Records drawn from a dataset
:::

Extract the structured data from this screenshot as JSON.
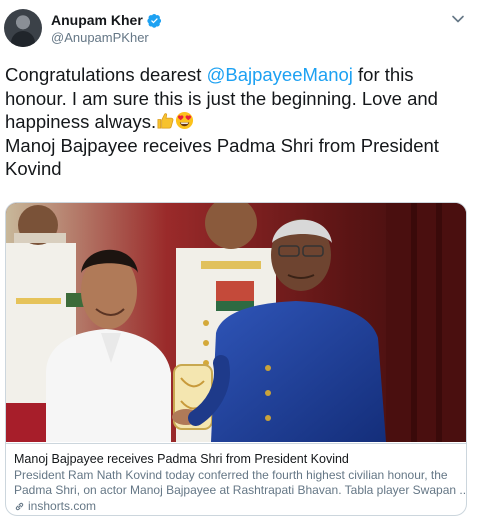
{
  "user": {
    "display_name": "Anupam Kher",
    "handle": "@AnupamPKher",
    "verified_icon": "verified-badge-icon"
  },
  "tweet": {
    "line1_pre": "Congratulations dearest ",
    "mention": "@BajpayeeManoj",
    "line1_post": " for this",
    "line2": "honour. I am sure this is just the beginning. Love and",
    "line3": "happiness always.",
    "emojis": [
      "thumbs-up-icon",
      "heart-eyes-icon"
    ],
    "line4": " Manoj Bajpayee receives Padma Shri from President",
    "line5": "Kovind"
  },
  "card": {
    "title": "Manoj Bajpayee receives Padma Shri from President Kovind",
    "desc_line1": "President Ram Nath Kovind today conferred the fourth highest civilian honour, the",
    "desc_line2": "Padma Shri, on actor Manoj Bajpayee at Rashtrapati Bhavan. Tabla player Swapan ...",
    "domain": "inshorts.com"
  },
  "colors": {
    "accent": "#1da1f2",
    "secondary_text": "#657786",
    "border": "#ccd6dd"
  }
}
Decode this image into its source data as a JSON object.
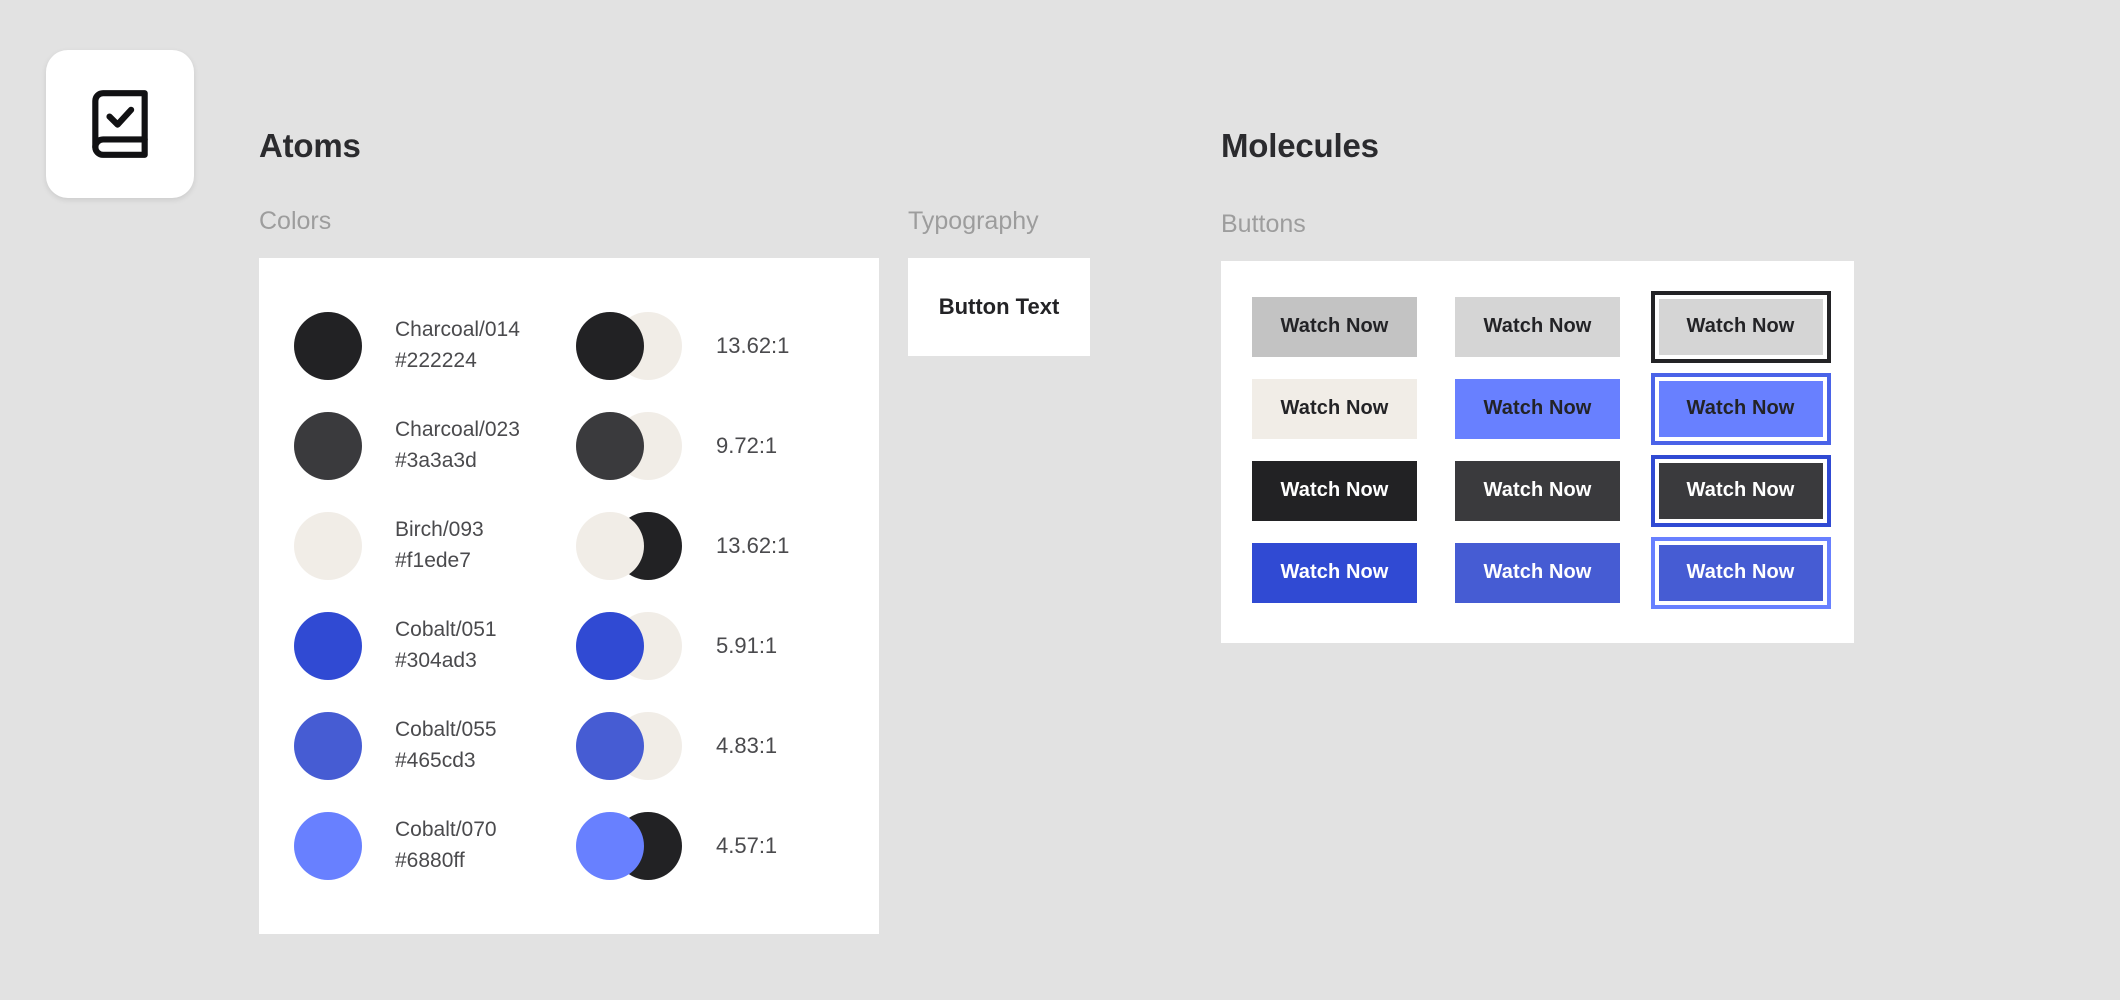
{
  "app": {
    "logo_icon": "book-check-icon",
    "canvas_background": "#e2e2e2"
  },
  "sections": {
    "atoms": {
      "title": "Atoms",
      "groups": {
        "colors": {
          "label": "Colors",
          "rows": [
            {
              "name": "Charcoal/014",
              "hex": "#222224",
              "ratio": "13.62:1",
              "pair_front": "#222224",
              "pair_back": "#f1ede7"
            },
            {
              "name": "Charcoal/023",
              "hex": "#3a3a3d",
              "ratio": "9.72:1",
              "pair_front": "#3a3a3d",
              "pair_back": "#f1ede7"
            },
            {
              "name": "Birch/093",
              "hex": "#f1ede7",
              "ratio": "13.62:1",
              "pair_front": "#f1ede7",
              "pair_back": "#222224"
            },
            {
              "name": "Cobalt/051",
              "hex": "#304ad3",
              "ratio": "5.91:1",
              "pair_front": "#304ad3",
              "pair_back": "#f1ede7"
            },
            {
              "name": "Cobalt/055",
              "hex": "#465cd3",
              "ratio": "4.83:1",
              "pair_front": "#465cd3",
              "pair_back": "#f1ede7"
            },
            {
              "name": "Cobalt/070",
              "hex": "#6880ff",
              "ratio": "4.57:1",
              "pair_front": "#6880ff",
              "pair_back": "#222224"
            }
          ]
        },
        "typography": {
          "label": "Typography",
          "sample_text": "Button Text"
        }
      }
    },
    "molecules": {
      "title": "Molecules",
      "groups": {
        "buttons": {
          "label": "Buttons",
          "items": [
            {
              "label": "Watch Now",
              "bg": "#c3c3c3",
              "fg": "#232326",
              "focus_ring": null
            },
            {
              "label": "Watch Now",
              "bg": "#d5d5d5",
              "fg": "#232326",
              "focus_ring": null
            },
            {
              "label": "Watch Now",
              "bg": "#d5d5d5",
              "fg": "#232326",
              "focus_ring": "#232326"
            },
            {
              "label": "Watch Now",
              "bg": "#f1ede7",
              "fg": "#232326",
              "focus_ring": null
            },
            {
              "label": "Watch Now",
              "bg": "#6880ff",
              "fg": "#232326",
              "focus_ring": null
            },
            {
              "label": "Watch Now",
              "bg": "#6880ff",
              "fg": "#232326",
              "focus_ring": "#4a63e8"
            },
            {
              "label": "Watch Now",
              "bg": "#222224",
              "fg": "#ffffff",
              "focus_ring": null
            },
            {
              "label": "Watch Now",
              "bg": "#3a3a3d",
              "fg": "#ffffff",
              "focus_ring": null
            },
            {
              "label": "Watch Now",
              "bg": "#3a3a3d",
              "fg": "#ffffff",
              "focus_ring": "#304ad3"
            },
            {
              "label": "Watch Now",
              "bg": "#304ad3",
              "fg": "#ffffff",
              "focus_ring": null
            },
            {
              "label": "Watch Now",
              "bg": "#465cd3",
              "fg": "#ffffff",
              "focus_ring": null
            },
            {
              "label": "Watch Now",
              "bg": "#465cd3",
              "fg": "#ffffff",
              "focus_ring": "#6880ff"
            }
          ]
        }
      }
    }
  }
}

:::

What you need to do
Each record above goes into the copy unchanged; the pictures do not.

Result of this exercise
Extract the structured data from this screenshot as JSON.
{
  "user": {
    "display_name": "Anupam Kher",
    "handle": "@AnupamPKher",
    "verified_icon": "verified-badge-icon"
  },
  "tweet": {
    "line1_pre": "Congratulations dearest ",
    "mention": "@BajpayeeManoj",
    "line1_post": " for this",
    "line2": "honour. I am sure this is just the beginning. Love and",
    "line3": "happiness always.",
    "emojis": [
      "thumbs-up-icon",
      "heart-eyes-icon"
    ],
    "line4": " Manoj Bajpayee receives Padma Shri from President",
    "line5": "Kovind"
  },
  "card": {
    "title": "Manoj Bajpayee receives Padma Shri from President Kovind",
    "desc_line1": "President Ram Nath Kovind today conferred the fourth highest civilian honour, the",
    "desc_line2": "Padma Shri, on actor Manoj Bajpayee at Rashtrapati Bhavan. Tabla player Swapan ...",
    "domain": "inshorts.com"
  },
  "colors": {
    "accent": "#1da1f2",
    "secondary_text": "#657786",
    "border": "#ccd6dd"
  }
}
Decode this image into its source data as a JSON object.
{
  "app": {
    "logo_icon": "book-check-icon",
    "canvas_background": "#e2e2e2"
  },
  "sections": {
    "atoms": {
      "title": "Atoms",
      "groups": {
        "colors": {
          "label": "Colors",
          "rows": [
            {
              "name": "Charcoal/014",
              "hex": "#222224",
              "ratio": "13.62:1",
              "pair_front": "#222224",
              "pair_back": "#f1ede7"
            },
            {
              "name": "Charcoal/023",
              "hex": "#3a3a3d",
              "ratio": "9.72:1",
              "pair_front": "#3a3a3d",
              "pair_back": "#f1ede7"
            },
            {
              "name": "Birch/093",
              "hex": "#f1ede7",
              "ratio": "13.62:1",
              "pair_front": "#f1ede7",
              "pair_back": "#222224"
            },
            {
              "name": "Cobalt/051",
              "hex": "#304ad3",
              "ratio": "5.91:1",
              "pair_front": "#304ad3",
              "pair_back": "#f1ede7"
            },
            {
              "name": "Cobalt/055",
              "hex": "#465cd3",
              "ratio": "4.83:1",
              "pair_front": "#465cd3",
              "pair_back": "#f1ede7"
            },
            {
              "name": "Cobalt/070",
              "hex": "#6880ff",
              "ratio": "4.57:1",
              "pair_front": "#6880ff",
              "pair_back": "#222224"
            }
          ]
        },
        "typography": {
          "label": "Typography",
          "sample_text": "Button Text"
        }
      }
    },
    "molecules": {
      "title": "Molecules",
      "groups": {
        "buttons": {
          "label": "Buttons",
          "items": [
            {
              "label": "Watch Now",
              "bg": "#c3c3c3",
              "fg": "#232326",
              "focus_ring": null
            },
            {
              "label": "Watch Now",
              "bg": "#d5d5d5",
              "fg": "#232326",
              "focus_ring": null
            },
            {
              "label": "Watch Now",
              "bg": "#d5d5d5",
              "fg": "#232326",
              "focus_ring": "#232326"
            },
            {
              "label": "Watch Now",
              "bg": "#f1ede7",
              "fg": "#232326",
              "focus_ring": null
            },
            {
              "label": "Watch Now",
              "bg": "#6880ff",
              "fg": "#232326",
              "focus_ring": null
            },
            {
              "label": "Watch Now",
              "bg": "#6880ff",
              "fg": "#232326",
              "focus_ring": "#4a63e8"
            },
            {
              "label": "Watch Now",
              "bg": "#222224",
              "fg": "#ffffff",
              "focus_ring": null
            },
            {
              "label": "Watch Now",
              "bg": "#3a3a3d",
              "fg": "#ffffff",
              "focus_ring": null
            },
            {
              "label": "Watch Now",
              "bg": "#3a3a3d",
              "fg": "#ffffff",
              "focus_ring": "#304ad3"
            },
            {
              "label": "Watch Now",
              "bg": "#304ad3",
              "fg": "#ffffff",
              "focus_ring": null
            },
            {
              "label": "Watch Now",
              "bg": "#465cd3",
              "fg": "#ffffff",
              "focus_ring": null
            },
            {
              "label": "Watch Now",
              "bg": "#465cd3",
              "fg": "#ffffff",
              "focus_ring": "#6880ff"
            }
          ]
        }
      }
    }
  }
}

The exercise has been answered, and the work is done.